By Tanya Rajfeld 

As a yoga teacher and student of yoga I see a variety of students, each student coming to practice yoga with different shapes, sizes and flexibility and with their own history, injuries and stories.

We each have our own story; we each come with our own set of conditions, patterns which shape our understanding of our bodies and who we are. Each day we step on the mat we may feel different; one day feeling full of energy and vitality and on other occasions feeling drained and tired - some days we feel inspired and other days we feel like going back to bed! 

Yoga helps us to undo and chip away at some of these patterns and provides us with a tool to balance the dualistic nature of body and mind. It helps us to work towards controlling our thoughts in order to move towards one mindedness and it is a powerful tool for listening to our bodies and self-transformation.

image1 (4).jpeg

Having suffered over the years from various injuries I have learnt that listening to your body and breath is a really important part of a yoga practice; that sometimes slowing down the movements and not just pacing through the practice unconsciously are key elements in becoming more mindful. I have found in particular the importance of slow transitions (especially when injured) and exploring and holding postures for longer, so we can begin to feel the poses a little more deeply. I believe that paying attention to the transitions can really help - even in dynamic styles - to make sure that we can real feel our practice, deep within our bones.

I believe it's important to pay attention to our alignment; both when in the pose and also when transitioning between poses... Bandhas (Bandha means seal or lock) help us to hold correct alignment by creating a sealing sensation in our postures and acting as a container to help keep everything together, particularly in an inversion or balancing pose. For example in inversions we can use Mula (muscles of the perineum) and Uddiyana bandha (abdominal grip) to help support us in the pose. It can also be helpful to have a basic knowledge of the bones, muscles and joints within the body and how they work together.  According to Abhinam Yoga School, (2018), having knowledge of our anatomy helps students to know which asanas are applicable to which anatomical part of the body, and which areas are at risk of injury during their yoga practice. Vulnerable areas for many include hips, knees, spine, neck shoulders and ankles.

Listening to our breathe is a crucial factor in being mindful and in slowing our practice down. It helps us to understand that the breathe is an indicator of where we are at, particularly when we're unfocused or rushing, we usually find we are not breathing properly or are entirely unaware of our breath. Making sure that we sometimes slow down so we can really pay attention to our breath can help students feel focused and grounded.

And finally, paying attention to our focus and intention and using slower movements and transitions can really help us to elevate and fine tune our practice, enable us to feel the poses deep within our bodies, and support us to gain a deeper connection to ourselves.

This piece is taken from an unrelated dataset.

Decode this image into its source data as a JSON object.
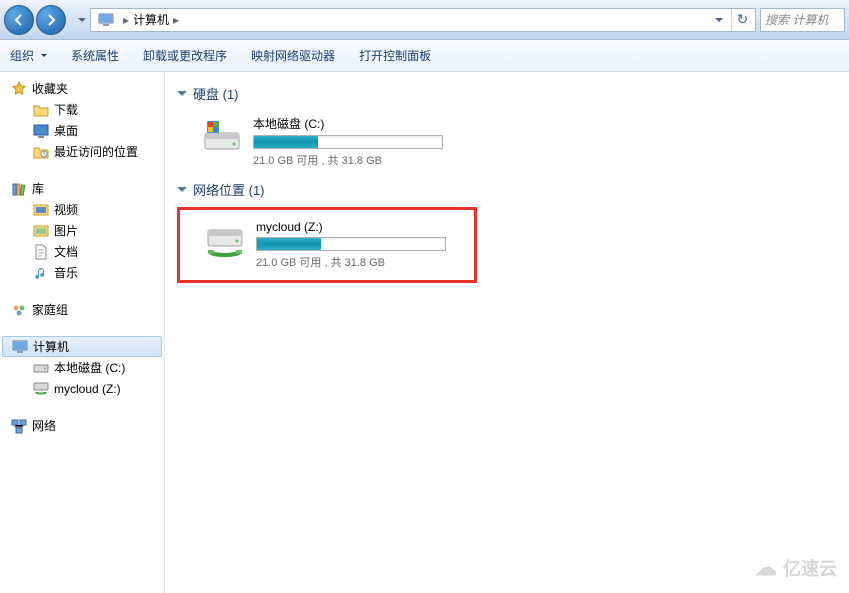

Feel It In Your Bones is a workshop with a focus on feeling yoga physically and internally and making every movement purposeful and deliberate. In this 2 hour workshop we will explore some standing and seated postures with the use of slow transitions and holding posture for longer, so we can feel poses more deeply in order to mindfully connect to ourselves. We will work on particular balancing postures and arm balances to help students create strength and stability to aid them to feel this in their foundation and in their bones. We will also focus on some of the major joints in the body such as hips, shoulders and knees and we will work on poses to support and strengthen theses areas.


Feel It In Your Bones

Sat 12th May || £25pp